Again, the issue isn't whether the legislation is "imperfect." The issue is that the levislation actually does more harm than good.
I'm not, as you suggest, withholding my vote. I'll cast my protest vote for Spitzer, because he's the only Democrat and the only American who ever tried to stop the criminals who crashed the economy, Obama, on the other hand, is too busy sucking up to them to consider regulating them.
I strongly suggest you look more analytically at what's occurred since January 2009.
Emotions are nice, but basically you're giving Obama your gandmotherly permission to keep moving rightward, with great benefit to him, and zero to the rest of us. And your grandchildren will be paying for their entire lives for Obama's inability to rein in the banks, to stop the wars, and to set a course toward actual energy independence.
Respectfully,
eva

Karen Garcia said...

Dear Haley and Eva,

Everyone has made excellent points, but I think we need to close this discussion down now, okay? It is starting to get a wee bit personal. Do go to my latest post on psy-ops and tell me what you think. I really do appreciate your input.

New rule: No more mention of children and grandchildren, please. Unless, of course, they are the children and grandchildren of Rupert Merde-uck or David Koch-head.

turnipseed said...

I urge all of you to take a look at Russ Feingold's new group:

ProgressivesUnited.org

Russ is dedicating this effort to fighting Citizens United.

Anonymous said...

All talk about stimulating our economy and our repeated financial meltdowns (and about national debt, deficit reduction, and tax reform for that matter) misses the mark unless it addresses this shameful fact:

Right now In this country billionaire Warren Buffett pays 11% total (federal, state, local, corporate) taxes on $8 billion annual investment gains while a single minimum wage worker pays 41% total taxes on her $14,500 annual salary (leaving her $9600 for one year of full-time work). For details, see my site: http://fairsharetaxes.org
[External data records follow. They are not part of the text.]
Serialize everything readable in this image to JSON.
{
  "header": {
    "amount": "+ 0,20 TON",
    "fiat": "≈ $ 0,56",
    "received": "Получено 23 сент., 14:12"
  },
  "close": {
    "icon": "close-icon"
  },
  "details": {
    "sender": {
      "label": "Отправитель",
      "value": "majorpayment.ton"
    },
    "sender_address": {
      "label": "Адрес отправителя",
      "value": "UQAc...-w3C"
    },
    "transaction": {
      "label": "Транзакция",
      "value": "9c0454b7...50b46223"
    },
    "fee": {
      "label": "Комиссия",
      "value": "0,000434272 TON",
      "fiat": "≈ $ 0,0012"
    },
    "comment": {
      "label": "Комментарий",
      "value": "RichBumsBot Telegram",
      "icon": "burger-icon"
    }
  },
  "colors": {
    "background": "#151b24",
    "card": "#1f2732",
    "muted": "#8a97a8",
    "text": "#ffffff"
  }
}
The IRS reports that the top 400 tax payers paid a federal income tax rate of less than 17% and it would have been half that if they had to report all their investment gains. Under December's tax deal, the average top 2% household got $74,000 while the average bottom 98% household got $5200 (and the national debt went up almost $1trillion dollars).

The top 1% in the US have gone from owning 22% to 40% of the nation's wealth in the last thirty years. This is largely due to the tax cuts for the wealthy investor class, started under Reagan. They were supposed to encourage investment and trickle down to strengthen the economy but have done the opposite. Since the Reagan tax cuts, average annual GDP growth has dropped by one-quarter. Why? Because we've had multiple recessions, triggered by investment bubbles, in turn caused by the favored tax treatment of investment income (via principles of supply-and-demand - see Econ 101).

The concentration of wealth leads to a concentration of power. Especially with the state of campaign finance in this country, the rich can buy the elections of those that will cut their taxes, which makes the rich even richer and more able to buy the next election ... and so on in a vicious cycle.

I propose that all federal, state, and local government services are funded with a reformed, simplified income tax and a new wealth tax (about 1% of net worths over $1million). Income and net worth are the two true measures of ability to pay and extent to which households have benefited from the economic infrastructure governments provide. Eliminate all other (sales, real estate, social security) taxes which shift the total tax burden in this country from the rich to the poor and midddle class. See http://fairsharetaxes.org/ProposedReform.aspx

The reform would reduce each middle class total tax bill by thousands, slash the deficit, eliminate the market-distorting tax breaks for investing that are ruining our economy and impoverishing all but the top few percent, and save us from becoming an almost feudal society, where only the very rich have a say in how things are run and who gets taxed.